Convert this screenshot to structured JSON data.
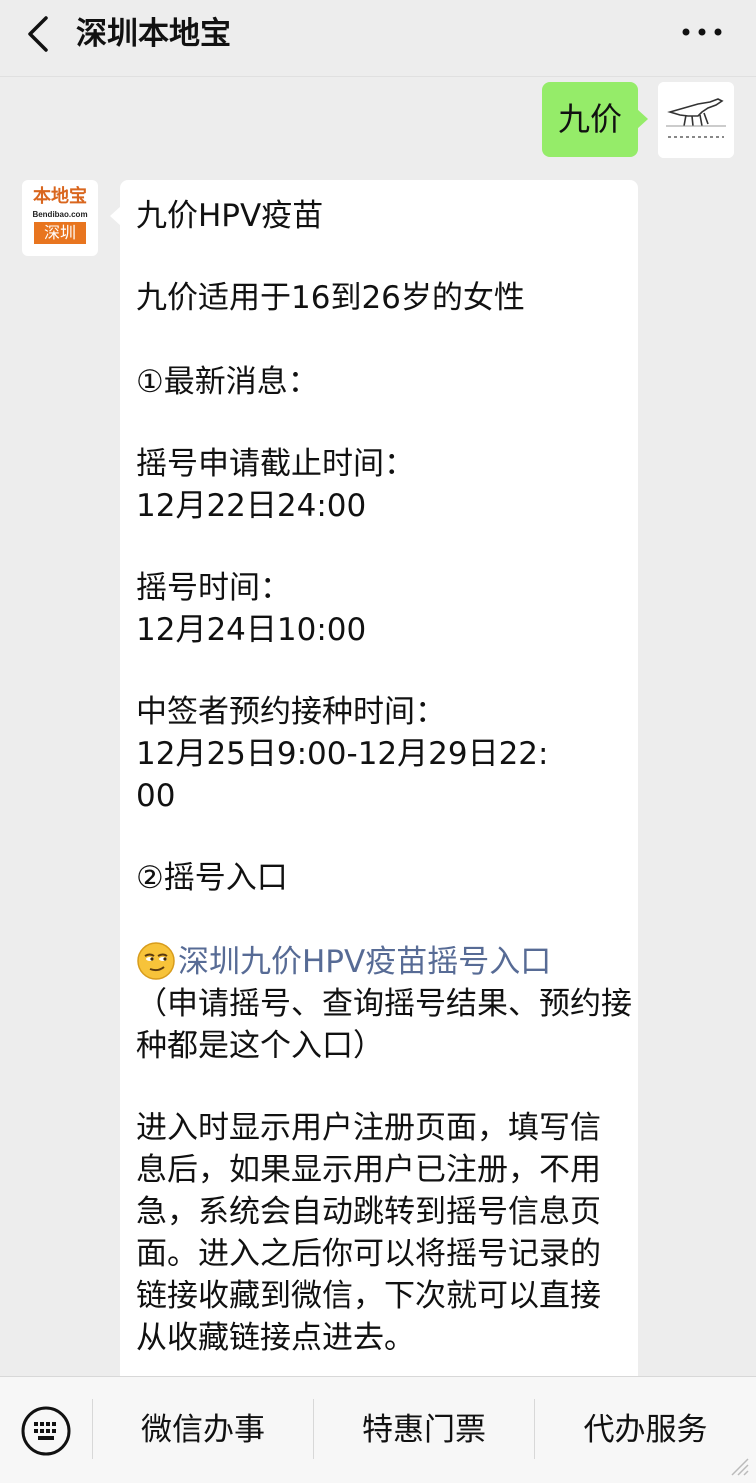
{
  "header": {
    "title": "深圳本地宝",
    "back_icon": "chevron-left-icon",
    "more_icon": "more-dots-icon"
  },
  "outgoing": {
    "text": "九价"
  },
  "avatar_bdb": {
    "brand": "本地宝",
    "site": "Bendibao.com",
    "city": "深圳"
  },
  "message": {
    "title": "九价HPV疫苗",
    "applies": "九价适用于16到26岁的女性",
    "section1": "①最新消息：",
    "lottery_deadline_label": "摇号申请截止时间：",
    "lottery_deadline_value": "12月22日24:00",
    "lottery_time_label": "摇号时间：",
    "lottery_time_value": "12月24日10:00",
    "appointment_label": "中签者预约接种时间：",
    "appointment_value_line1": "12月25日9:00-12月29日22:",
    "appointment_value_line2": "00",
    "section2": "②摇号入口",
    "entry_link": "深圳九价HPV疫苗摇号入口",
    "entry_note_line1": "（申请摇号、查询摇号结果、预约接",
    "entry_note_line2": "种都是这个入口）",
    "para_line1": "进入时显示用户注册页面，填写信",
    "para_line2": "息后，如果显示用户已注册，不用",
    "para_line3": "急，系统会自动跳转到摇号信息页",
    "para_line4": "面。进入之后你可以将摇号记录的",
    "para_line5": "链接收藏到微信，下次就可以直接",
    "para_line6": "从收藏链接点进去。"
  },
  "bottom_menu": {
    "keyboard_icon": "keyboard-icon",
    "items": [
      {
        "label": "微信办事"
      },
      {
        "label": "特惠门票"
      },
      {
        "label": "代办服务"
      }
    ]
  },
  "colors": {
    "background": "#ededed",
    "outgoing_bubble": "#95ec69",
    "incoming_bubble": "#ffffff",
    "link": "#576b95",
    "brand_orange": "#e8751f"
  }
}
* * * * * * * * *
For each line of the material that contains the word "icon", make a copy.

    "back_icon": "chevron-left-icon",
    "more_icon": "more-dots-icon"
    "keyboard_icon": "keyboard-icon",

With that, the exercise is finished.